Except for the pictures, retype the records that follow exactly.

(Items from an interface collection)
· · · · · · ·

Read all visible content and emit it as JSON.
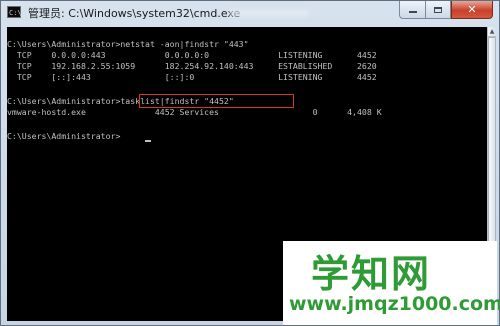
{
  "window": {
    "icon_text": "C:\\",
    "title": "管理员: C:\\Windows\\system32\\cmd.exe",
    "close_glyph": "✕"
  },
  "console": {
    "lines": [
      "C:\\Users\\Administrator>netstat -aon|findstr \"443\"",
      "  TCP    0.0.0.0:443            0.0.0.0:0              LISTENING       4452",
      "  TCP    192.168.2.55:1059      182.254.92.140:443     ESTABLISHED     2620",
      "  TCP    [::]:443               [::]:0                 LISTENING       4452",
      "",
      "C:\\Users\\Administrator>tasklist|findstr \"4452\"",
      "vmware-hostd.exe              4452 Services                   0      4,408 K",
      "",
      "C:\\Users\\Administrator>"
    ]
  },
  "watermark": {
    "chinese": "学知网",
    "url": "www.jmqz1000.com"
  },
  "colors": {
    "console_bg": "#000000",
    "console_text": "#c0c0c0",
    "highlight": "#d23a1e",
    "watermark_green": "#2f9b35"
  }
}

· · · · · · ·

- _Answer to this problem_
Read all visible content and emit it as JSON.
{
  "window": {
    "icon_text": "C:\\",
    "title": "管理员: C:\\Windows\\system32\\cmd.exe",
    "close_glyph": "✕"
  },
  "console": {
    "lines": [
      "C:\\Users\\Administrator>netstat -aon|findstr \"443\"",
      "  TCP    0.0.0.0:443            0.0.0.0:0              LISTENING       4452",
      "  TCP    192.168.2.55:1059      182.254.92.140:443     ESTABLISHED     2620",
      "  TCP    [::]:443               [::]:0                 LISTENING       4452",
      "",
      "C:\\Users\\Administrator>tasklist|findstr \"4452\"",
      "vmware-hostd.exe              4452 Services                   0      4,408 K",
      "",
      "C:\\Users\\Administrator>"
    ]
  },
  "watermark": {
    "chinese": "学知网",
    "url": "www.jmqz1000.com"
  },
  "colors": {
    "console_bg": "#000000",
    "console_text": "#c0c0c0",
    "highlight": "#d23a1e",
    "watermark_green": "#2f9b35"
  }
}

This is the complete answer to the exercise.